The shrinking of the Arctic sea-ice, in thickness and volume, has been considerably faster than predicted by the computer models used by the Intergovernmental Panel on Climate Change. As sea ice retreats, more ocean water is exposed, which is then heated to cause further retreat in what is known as a "positive-feedback loop".
Current projections by one team of Arctic scientists suggest that the sea ice in September, when it hits its summertime minimum, will all but have disappeared as early as 2015.
Outweighing this alarming state of affairs is the consequential rise in methane released from the Arctic seabed and surrounding tundra. The massive quantity of methane locked up in a frozen state in the Arctic presents a climate change "time bomb", with a fuse that is already burning.
The point of no return, when the positive feedback becomes unstoppable, could be very soon. It is now clear that there are two critical problems: the rapid loss of sea ice and the emergence of methane from a thawing seabed. They both call for rapid intervention to cool the region and to capture the methane.

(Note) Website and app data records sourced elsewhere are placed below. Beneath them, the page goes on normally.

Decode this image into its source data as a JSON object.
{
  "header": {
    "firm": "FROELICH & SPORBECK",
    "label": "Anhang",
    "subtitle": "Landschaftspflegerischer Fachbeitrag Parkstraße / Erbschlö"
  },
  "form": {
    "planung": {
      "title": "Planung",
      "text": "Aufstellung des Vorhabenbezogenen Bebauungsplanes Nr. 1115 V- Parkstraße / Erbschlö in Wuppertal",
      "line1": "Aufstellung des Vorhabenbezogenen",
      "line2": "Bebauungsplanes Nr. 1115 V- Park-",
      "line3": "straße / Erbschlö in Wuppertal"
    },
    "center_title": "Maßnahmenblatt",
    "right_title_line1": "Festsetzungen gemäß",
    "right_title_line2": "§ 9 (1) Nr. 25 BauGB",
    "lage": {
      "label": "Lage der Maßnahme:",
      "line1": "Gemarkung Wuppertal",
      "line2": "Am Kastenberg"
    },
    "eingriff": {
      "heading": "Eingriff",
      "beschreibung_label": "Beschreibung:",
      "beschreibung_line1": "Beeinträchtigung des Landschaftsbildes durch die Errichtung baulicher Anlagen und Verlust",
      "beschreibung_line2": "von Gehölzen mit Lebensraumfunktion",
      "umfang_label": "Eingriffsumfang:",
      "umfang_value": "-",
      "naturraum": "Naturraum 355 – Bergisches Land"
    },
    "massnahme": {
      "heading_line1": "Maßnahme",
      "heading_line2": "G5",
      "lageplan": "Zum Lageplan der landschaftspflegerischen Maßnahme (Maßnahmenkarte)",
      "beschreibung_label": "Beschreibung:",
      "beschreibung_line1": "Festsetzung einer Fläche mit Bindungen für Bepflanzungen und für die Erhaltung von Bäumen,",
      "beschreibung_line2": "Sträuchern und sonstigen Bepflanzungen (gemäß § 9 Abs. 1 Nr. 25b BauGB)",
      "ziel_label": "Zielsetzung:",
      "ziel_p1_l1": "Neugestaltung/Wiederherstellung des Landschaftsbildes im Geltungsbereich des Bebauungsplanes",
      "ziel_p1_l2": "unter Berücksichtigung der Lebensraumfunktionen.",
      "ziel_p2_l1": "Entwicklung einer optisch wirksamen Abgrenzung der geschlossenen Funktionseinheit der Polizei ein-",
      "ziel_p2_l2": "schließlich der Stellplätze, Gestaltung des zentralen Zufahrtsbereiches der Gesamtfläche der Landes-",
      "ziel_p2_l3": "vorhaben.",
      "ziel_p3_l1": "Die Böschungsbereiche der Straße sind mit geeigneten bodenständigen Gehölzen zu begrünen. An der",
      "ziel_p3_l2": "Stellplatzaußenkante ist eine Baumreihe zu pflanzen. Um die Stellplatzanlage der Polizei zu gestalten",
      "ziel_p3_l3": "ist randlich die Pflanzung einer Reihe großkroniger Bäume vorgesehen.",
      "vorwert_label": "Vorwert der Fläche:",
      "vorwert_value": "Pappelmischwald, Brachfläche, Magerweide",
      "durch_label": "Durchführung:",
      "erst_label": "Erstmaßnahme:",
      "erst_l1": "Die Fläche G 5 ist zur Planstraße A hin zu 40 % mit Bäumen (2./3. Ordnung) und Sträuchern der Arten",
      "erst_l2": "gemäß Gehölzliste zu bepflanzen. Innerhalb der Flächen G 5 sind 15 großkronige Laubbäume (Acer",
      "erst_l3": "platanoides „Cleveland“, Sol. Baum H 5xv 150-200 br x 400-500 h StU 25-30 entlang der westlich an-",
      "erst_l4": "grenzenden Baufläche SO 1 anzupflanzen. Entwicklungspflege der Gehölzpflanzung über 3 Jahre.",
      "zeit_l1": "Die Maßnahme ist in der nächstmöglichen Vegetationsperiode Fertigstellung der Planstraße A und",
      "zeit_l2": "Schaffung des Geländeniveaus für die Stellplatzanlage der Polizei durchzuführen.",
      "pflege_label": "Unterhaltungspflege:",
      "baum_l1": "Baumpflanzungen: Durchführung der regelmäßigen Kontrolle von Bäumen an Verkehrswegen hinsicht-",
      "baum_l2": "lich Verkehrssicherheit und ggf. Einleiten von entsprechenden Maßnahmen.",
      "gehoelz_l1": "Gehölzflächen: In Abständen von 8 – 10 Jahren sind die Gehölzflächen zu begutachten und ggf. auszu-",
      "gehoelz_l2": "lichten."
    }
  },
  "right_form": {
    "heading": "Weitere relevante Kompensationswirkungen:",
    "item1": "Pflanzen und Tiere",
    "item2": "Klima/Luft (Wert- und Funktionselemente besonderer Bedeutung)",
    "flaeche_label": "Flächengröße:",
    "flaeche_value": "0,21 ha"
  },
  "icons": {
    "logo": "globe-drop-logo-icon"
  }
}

John Nissen is chairman of the Arctic Methane Emergency Working GroupReuse content